Pay increases alone will only have ‘a modest impact’ on NHS staff retention because the main problems are stress and high workload, according to the findings of a recent survey.

The survey of 1,958 NHS health professionals from across the UK also highlighted understaffing are a main factor pushing healthcare workers to leave the NHS.

Researchers from the universities of Bath, Sheffield and Leicester wanted to assess ‘push factors’ behind decisions to leave the NHS, and whether these were ranked differently by profession and NHS setting, a year after exposure to the effects of the pandemic.

The survey, carried out in summer and autumn 2021, determined the relative importance NHS staff gave to eight factors as the key reasons for leaving NHS employment.

It was completed across acute, mental health, community and ambulance services by 227 doctors, 687 nurses/midwives, 384 healthcare assistants and other nursing support staff, 417 allied health professionals and 243 paramedics.

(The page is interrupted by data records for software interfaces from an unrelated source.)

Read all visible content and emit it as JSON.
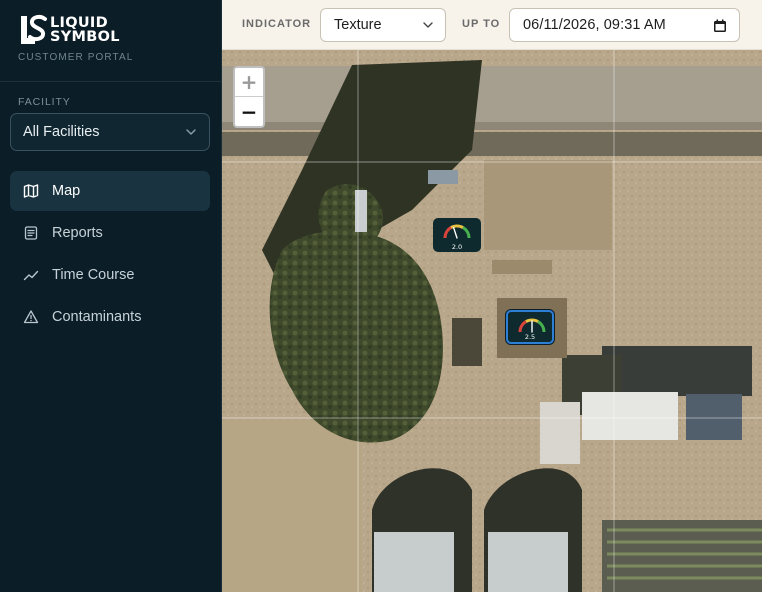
{
  "brand": {
    "name_line1": "LIQUID",
    "name_line2": "SYMBOL",
    "tagline": "CUSTOMER PORTAL"
  },
  "sidebar": {
    "facility_label": "FACILITY",
    "facility_selected": "All Facilities",
    "nav": [
      {
        "label": "Map",
        "icon": "map-icon",
        "active": true
      },
      {
        "label": "Reports",
        "icon": "reports-icon",
        "active": false
      },
      {
        "label": "Time Course",
        "icon": "trend-line-icon",
        "active": false
      },
      {
        "label": "Contaminants",
        "icon": "warning-triangle-icon",
        "active": false
      }
    ]
  },
  "toolbar": {
    "indicator_label": "INDICATOR",
    "indicator_selected": "Texture",
    "upto_label": "UP TO",
    "date_value": "06/11/2026, 09:31 AM"
  },
  "map": {
    "zoom_in": "+",
    "zoom_out": "−",
    "markers": [
      {
        "value": "2.0",
        "fraction": 0.4,
        "selected": false
      },
      {
        "value": "2.5",
        "fraction": 0.5,
        "selected": true
      }
    ]
  },
  "colors": {
    "sidebar_bg": "#0b1d27",
    "active_nav_bg": "#1a3340",
    "topbar_bg": "#f7f3ea",
    "marker_bg": "#0e2a2e",
    "selected_marker_border": "#2d7fd6"
  }
}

Each respondent was presented with two push factors at a time, for all combinations of pairings, and asked to indicate which of these two factors is the bigger influence on why staff in each job role leave the NHS.

The factors compared were staffing levels, working hours, mental health/stress, pay, time pressure, recognition of contribution, workload intensity and work–life balance.

The findings, published in BMJ Open, showed that health professionals ranked work-related stress, workload intensity and staffing levels as the primary ‘push factors’ underpinning decisions to leave the NHS.

This prompted the authors to suggest that pay increases alone may not be sufficient to fix NHS staff retention.

They concluded: ‘Rankings of leave variables across the different health professional families exhibit a high degree of alignment, at the ordinal level, and highlight the primacy of psychological stress, staff shortages and work intensity.

‘While increases in pay are transparently important to NHS staff, findings from this research suggest that enhancements in that domain alone may produce a modest impact on retention.’

They said that ‘an equivalent conclusion’ might be drawn with respect to the ‘current high-profile emphasis’ on increased access to flexible working hours as a solution within contemporary NHS staff retention guidance to employers.

The authors added: ‘Both have potential to do good, but there are grounds for inferring there is a risk that neither may deliver sufficient good to redress the high and rising exodus in the absence of attention to what present as more fundamental factors driving exit.

‘Importantly, scope for addressing the highest-ranked factors driving exit, in large degree, lies beyond the gift of NHS employers.’

RCGP chair Professor Kamila Hawthorne said: ‘This latest survey highlights the point that resolving the workforce issues in UK healthcare is not about pay alone – we can’t expect issues which have been decades in the making to be resolved overnight.‘

A version of this article was originally published by our sister publication Pulse.